That said, it is the seemingly non-climbing-related issues which often lead to accidents in climbing. The climbing itself is often very safe. But ignoring the issues listed above can lead to the need for an evacuation.
The American Alpine Club has published the Accidents in North American Mountaineering report annually for over 50 years, with the purpose of educating the climbing community about common mistakes which can result in severe injury, death, and/or SAR.
The true cost of SAR
• Climbing rescues cost somewhat more on average than other types of rescues, but climbers "provide greater volunteer support and pay more directly to offset rescue costs than do virtually all other recreational groups."
• At Yosemite National Park, a popular climbing destination, climbing rescues cost $456,000 from 2000 to 2004. Over the same period, day-hiker rescues cost $762,000 and backpacker rescues $613,000. Backpacking rescues averaged $3,800 each; climbing, $3,100; day hiking, $1,500.
Chopper rescues cost around US$2000 to US$6000 per incident, which the rescued party is responsible for. Standard insurance and travel insurance do not cover rescues. To assist climbers in covering evacuation costs, the American Alpine Club offers rescue insurance that covers chopper SAR missions and transport of remains in mountainous areas, up to 8000m. This is part of preparing for the event of an accident.

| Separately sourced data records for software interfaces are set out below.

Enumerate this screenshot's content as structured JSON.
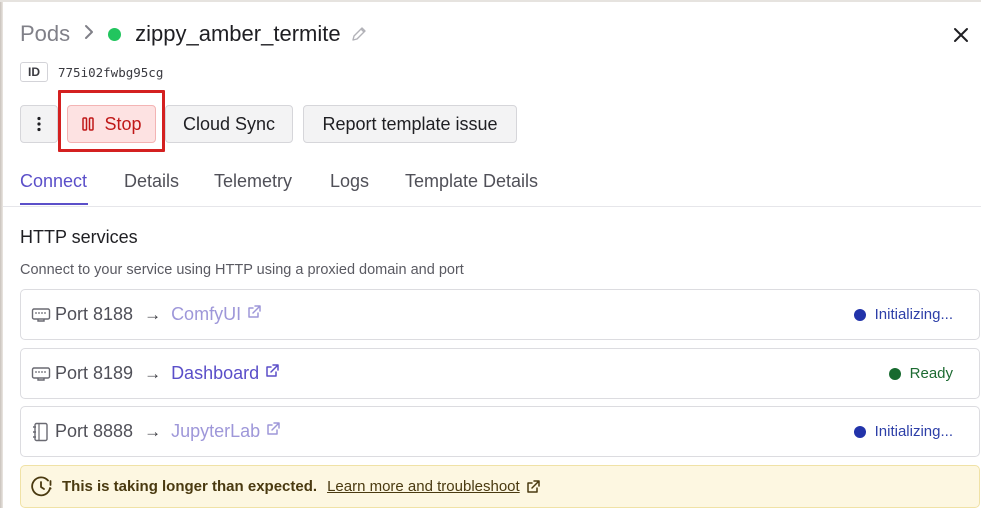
{
  "header": {
    "breadcrumb_root": "Pods",
    "breadcrumb_sep": "›",
    "pod_name": "zippy_amber_termite",
    "status_color": "#22c55e"
  },
  "id": {
    "label": "ID",
    "value": "775i02fwbg95cg"
  },
  "actions": {
    "more_label": "⋮",
    "stop_label": "Stop",
    "cloud_sync_label": "Cloud Sync",
    "report_label": "Report template issue"
  },
  "tabs": [
    {
      "label": "Connect",
      "active": true
    },
    {
      "label": "Details",
      "active": false
    },
    {
      "label": "Telemetry",
      "active": false
    },
    {
      "label": "Logs",
      "active": false
    },
    {
      "label": "Template Details",
      "active": false
    }
  ],
  "http": {
    "title": "HTTP services",
    "description": "Connect to your service using HTTP using a proxied domain and port",
    "services": [
      {
        "port": "Port 8188",
        "arrow": "→",
        "name": "ComfyUI",
        "status": "Initializing...",
        "icon": "ethernet-port-icon"
      },
      {
        "port": "Port 8189",
        "arrow": "→",
        "name": "Dashboard",
        "status": "Ready",
        "icon": "ethernet-port-icon"
      },
      {
        "port": "Port 8888",
        "arrow": "→",
        "name": "JupyterLab",
        "status": "Initializing...",
        "icon": "notebook-icon"
      }
    ]
  },
  "warning": {
    "text": "This is taking longer than expected.",
    "link": "Learn more and troubleshoot",
    "icon": "clock-alert-icon"
  },
  "colors": {
    "accent": "#5b4fc9",
    "stop_bg": "#fde2e2",
    "stop_text": "#c01818",
    "initializing": "#2233aa",
    "ready": "#176a2f",
    "warning_bg": "#fdf7e1"
  }
}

Everything about climbing is a judgment call - like pretty much everything else in life. It is a climber's individual responsibility to be aware of weather reports and snow/rock conditions, and to have the skill level to deal with them.
Climbers have to overcome ego and the desire to attain a goal in favor of safety and the ability to come back later.
Many climbers have lost friends and acquaintances to the mountains, myself included. We can prepare as much as we can but accidents do happen, just like they can happen to anyone in any situation. Most SAR workers are climbers themselves, and some of the most experienced athletes in the world have still fallen victim to an error in judgment or an unforseen change in conditions. Consider that the next time a person finds him or herself in a rescue situation - without SAR workers with climbing skills skills, they often would not make it back.
Climbing should never be strictly about ego or entertainment - the mountains have to be respected. Everything about it is a judgment call - like pretty much everything else in life.
I would ask that the public acknowledge that climbing is a legitimate pursuit of passion, and often an aid - not a hindrance - when it comes to rescue ops.
Just like it is a climber's individual responsibility to be aware of weather reports, and snow and rock conditions - and to have the skill level to deal with them.